Development and the Politics of Empowerment

(I wrote this post one year ago. Please see About East Saint Louis for more information.)

I just finished my first class through the International Institute of Sustainable Development called "Development and the Politics of Empowerment". Here's my final paper/reflections for it. The writing is pretty uninspired, but I'm impressed with myself that I got it done.

The prompt:
In order to complete the course, participants MUST produce a brief (1-2 page) reflection paper on the material presented. The paper will be broken into two parts, and can be very casual. The first will discuss how your development project already has a political focus/perspective and what perspective that is. The second part will focus on how and why politics should or should not be more greatly incorporated into your particular development project.

If you are not yet working in the field, please select a development organization and using their website and your knowledge of it, please discuss the organization's perception of development and how it may differ from other organizations. How is this organization implicitly taking a political stance? Additionally, include your views on development prior to this course and how they have changed, if at all.
The paper:

I am currently working for The Griffin Center in East Saint Louis, IL. The Griffin Center is a non-profit organization in East Saint Louis that provides after-school programming to youth to help break the cycle of intergenerational poverty. I would consider this a “development organization” in that we are working to create better circumstances for future generations by focusing on the children of the community. Each of the three after-school centers that we run are located in different public housing developments throughout the city. We currently have about 400 children enrolled in our programs throughout the city.

The Griffin Center has partnerships with several organizations that each require political relationships to effectively work together.

  1. The Griffin Center and East Saint Louis Housing Authority: Each of our centers are located in the community center of the public housing offices. In exchange for providing free programming to the children of the residents of the public housing, The Griffin Center does not pay rent or utilities.
  2. The Griffin Center and
    1. Americorps
    2. AARP (American Association of Retired Peoples)
    3. SIUE (Southern Illinois University Edwardsville)
    4. PITW (Put Illinois to Work) Each of the organizations listed above provides subsidized workers to The Griffin Center. More than half of The Griffin Center’s staff comes from one of these organizations. However, along with the “free” workers come hassles as each organization has separate rules on attendance, time cards, dress code, etc.
  3. The Griffin Center and East Saint Louis School District 189: One of the reasons that The Griffin Center is so vital is because not only are the children coming from severely disadvantaged backgrounds, the children also belong to a failing school district. Out of the 20 schools in the district, 12 of them are not meeting the Adequate Yearly Progress
  4. The Griffin Center and other non-profits/aide organizations that provide services to the residents of the housing developments: The Griffin Center focuses on the children in the housing developments. So much of the success of a child depends on the success of the parents and that is where The Griffin Center falls short. We rely on numerous organizations to help families with job placement assistance, nutrition, and access to health care.
To me, politics of development is all about creating and maintaining mutually beneficial relationships. In order for The Griffin Center to succeed, we depend on each of the groups listed above and they depend on us as well. Frequent meetings take place for the purpose of maintaining these relationships.

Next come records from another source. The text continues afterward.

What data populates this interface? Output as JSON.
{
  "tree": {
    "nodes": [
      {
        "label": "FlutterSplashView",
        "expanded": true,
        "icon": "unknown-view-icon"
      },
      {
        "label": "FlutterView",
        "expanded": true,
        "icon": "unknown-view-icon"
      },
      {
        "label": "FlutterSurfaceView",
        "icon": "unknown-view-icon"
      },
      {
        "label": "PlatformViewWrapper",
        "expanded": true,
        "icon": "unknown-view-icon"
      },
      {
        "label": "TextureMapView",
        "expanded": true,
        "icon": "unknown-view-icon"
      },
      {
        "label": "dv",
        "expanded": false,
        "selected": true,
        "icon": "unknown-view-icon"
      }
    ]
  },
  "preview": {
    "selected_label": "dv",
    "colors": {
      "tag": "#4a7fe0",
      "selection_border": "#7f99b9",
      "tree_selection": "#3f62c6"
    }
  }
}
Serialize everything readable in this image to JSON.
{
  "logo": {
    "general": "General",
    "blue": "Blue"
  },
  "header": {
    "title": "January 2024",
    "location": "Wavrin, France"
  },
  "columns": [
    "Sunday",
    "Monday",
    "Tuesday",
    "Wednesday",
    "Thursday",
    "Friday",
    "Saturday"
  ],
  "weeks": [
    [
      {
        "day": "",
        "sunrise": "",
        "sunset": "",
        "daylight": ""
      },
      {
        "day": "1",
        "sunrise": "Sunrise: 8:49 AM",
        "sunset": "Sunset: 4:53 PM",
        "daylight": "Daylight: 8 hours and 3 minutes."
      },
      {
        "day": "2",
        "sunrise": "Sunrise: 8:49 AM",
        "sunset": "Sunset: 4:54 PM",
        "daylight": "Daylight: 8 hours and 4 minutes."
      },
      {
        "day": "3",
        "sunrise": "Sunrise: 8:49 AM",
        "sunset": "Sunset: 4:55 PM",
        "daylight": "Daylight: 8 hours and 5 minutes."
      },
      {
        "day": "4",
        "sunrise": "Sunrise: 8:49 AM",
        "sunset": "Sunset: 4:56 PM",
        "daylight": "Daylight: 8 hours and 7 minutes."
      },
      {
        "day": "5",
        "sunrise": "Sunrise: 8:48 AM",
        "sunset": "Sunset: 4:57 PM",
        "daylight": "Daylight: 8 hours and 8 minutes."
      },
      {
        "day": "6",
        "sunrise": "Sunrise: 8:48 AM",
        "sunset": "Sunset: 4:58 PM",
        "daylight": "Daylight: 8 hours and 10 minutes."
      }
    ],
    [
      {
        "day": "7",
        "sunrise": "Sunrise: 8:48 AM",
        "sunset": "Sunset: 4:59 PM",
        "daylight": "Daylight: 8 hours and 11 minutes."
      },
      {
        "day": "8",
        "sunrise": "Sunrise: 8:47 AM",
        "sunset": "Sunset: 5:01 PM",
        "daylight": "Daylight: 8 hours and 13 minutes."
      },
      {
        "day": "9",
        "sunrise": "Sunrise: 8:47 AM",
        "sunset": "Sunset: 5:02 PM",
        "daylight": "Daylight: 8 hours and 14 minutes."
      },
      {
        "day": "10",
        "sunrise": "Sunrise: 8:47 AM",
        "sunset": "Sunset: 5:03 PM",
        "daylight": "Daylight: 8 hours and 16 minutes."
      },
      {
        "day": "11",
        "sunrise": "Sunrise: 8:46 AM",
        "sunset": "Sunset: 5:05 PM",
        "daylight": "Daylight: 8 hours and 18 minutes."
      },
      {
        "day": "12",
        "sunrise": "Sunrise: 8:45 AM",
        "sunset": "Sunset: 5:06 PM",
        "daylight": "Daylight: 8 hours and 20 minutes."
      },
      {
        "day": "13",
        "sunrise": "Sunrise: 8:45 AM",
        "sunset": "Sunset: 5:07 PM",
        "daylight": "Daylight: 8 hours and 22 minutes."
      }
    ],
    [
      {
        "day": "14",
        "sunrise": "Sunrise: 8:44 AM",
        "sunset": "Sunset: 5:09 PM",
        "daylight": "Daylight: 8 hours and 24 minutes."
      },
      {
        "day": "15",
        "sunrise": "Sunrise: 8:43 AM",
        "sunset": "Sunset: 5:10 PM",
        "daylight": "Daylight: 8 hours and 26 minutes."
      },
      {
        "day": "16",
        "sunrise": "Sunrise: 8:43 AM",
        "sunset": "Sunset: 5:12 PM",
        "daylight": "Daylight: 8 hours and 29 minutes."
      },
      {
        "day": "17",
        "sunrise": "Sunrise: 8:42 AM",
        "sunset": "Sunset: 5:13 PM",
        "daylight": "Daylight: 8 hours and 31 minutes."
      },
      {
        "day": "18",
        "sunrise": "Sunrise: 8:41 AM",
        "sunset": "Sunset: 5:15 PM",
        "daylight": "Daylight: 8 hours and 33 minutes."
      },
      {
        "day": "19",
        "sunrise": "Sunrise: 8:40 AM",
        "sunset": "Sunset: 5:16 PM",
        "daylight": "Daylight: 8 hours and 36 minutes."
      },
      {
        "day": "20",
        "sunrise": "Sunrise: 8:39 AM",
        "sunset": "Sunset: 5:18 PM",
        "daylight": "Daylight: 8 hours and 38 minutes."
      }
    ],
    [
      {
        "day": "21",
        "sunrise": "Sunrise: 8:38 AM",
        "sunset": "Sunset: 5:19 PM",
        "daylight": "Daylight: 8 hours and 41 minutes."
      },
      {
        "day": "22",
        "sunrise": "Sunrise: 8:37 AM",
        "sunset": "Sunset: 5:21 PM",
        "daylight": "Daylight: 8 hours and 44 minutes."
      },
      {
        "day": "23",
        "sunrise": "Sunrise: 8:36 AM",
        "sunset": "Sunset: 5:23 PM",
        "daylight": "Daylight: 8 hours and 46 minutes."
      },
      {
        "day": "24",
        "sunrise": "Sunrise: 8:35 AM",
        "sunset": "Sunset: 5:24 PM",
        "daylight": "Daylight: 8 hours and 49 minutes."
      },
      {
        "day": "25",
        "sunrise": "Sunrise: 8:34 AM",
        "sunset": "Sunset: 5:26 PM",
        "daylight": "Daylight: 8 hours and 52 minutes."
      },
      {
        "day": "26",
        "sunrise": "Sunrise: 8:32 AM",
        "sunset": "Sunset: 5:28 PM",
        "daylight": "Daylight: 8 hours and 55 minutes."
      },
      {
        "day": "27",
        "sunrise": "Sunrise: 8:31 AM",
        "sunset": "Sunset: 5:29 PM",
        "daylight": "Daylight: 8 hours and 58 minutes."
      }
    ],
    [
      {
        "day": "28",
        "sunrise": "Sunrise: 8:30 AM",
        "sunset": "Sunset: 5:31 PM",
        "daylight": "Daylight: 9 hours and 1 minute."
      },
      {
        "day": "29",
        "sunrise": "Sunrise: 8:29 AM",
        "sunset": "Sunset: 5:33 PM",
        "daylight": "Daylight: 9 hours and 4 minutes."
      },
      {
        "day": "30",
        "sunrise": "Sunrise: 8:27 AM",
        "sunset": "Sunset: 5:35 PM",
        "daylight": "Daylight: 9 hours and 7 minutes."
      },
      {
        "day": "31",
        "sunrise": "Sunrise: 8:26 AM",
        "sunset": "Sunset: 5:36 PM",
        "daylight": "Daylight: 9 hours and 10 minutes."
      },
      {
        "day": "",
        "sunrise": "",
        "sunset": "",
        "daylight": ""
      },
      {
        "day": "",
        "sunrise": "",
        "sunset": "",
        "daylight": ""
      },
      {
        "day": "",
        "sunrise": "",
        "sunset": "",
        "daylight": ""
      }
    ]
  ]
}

The political relationship that I think could be most improved is working with the local school district. Unfortunately, corruption exists at all levels within the school district. I have an idealized version how government can and should work and I am saddened to find that even on this small scale the corruption is so rampant. I think the relationship with the school district could be improved by identifying school board members that desire positive change and linking them with concerned citizens that are not yet apathetic towards the possibility of change within East Saint Louis.

One way the politics in this community affects me personally is through race. I am white working a city that is 99% African American. In all that I do, I remind myself that I am viewing the city through very different lens. I’ve approached the issue of race by treading lightly with openness and a desire to learn while remembering the white privilege that I carry. “Life-long learning as an ally means…Choosing to keep confronting your own privilege. Understanding that the personal is political—meaning that all of our choices either work to support social justice or detract from it. Being conscious takes effort.” (http://www.colorado.edu/communitystudies/resources/ally.html)

Politics should absolutely be more incorporated in our organization. We cannot single-handily change the status quo, but instead must work together to build coalitions towards positive change.

2 comments:

  1. I love that phrase - "the personal is political". So true, and yet so hard to understand.

    ReplyDelete
  2. Thanks! I've always liked that phrase too.

    ReplyDelete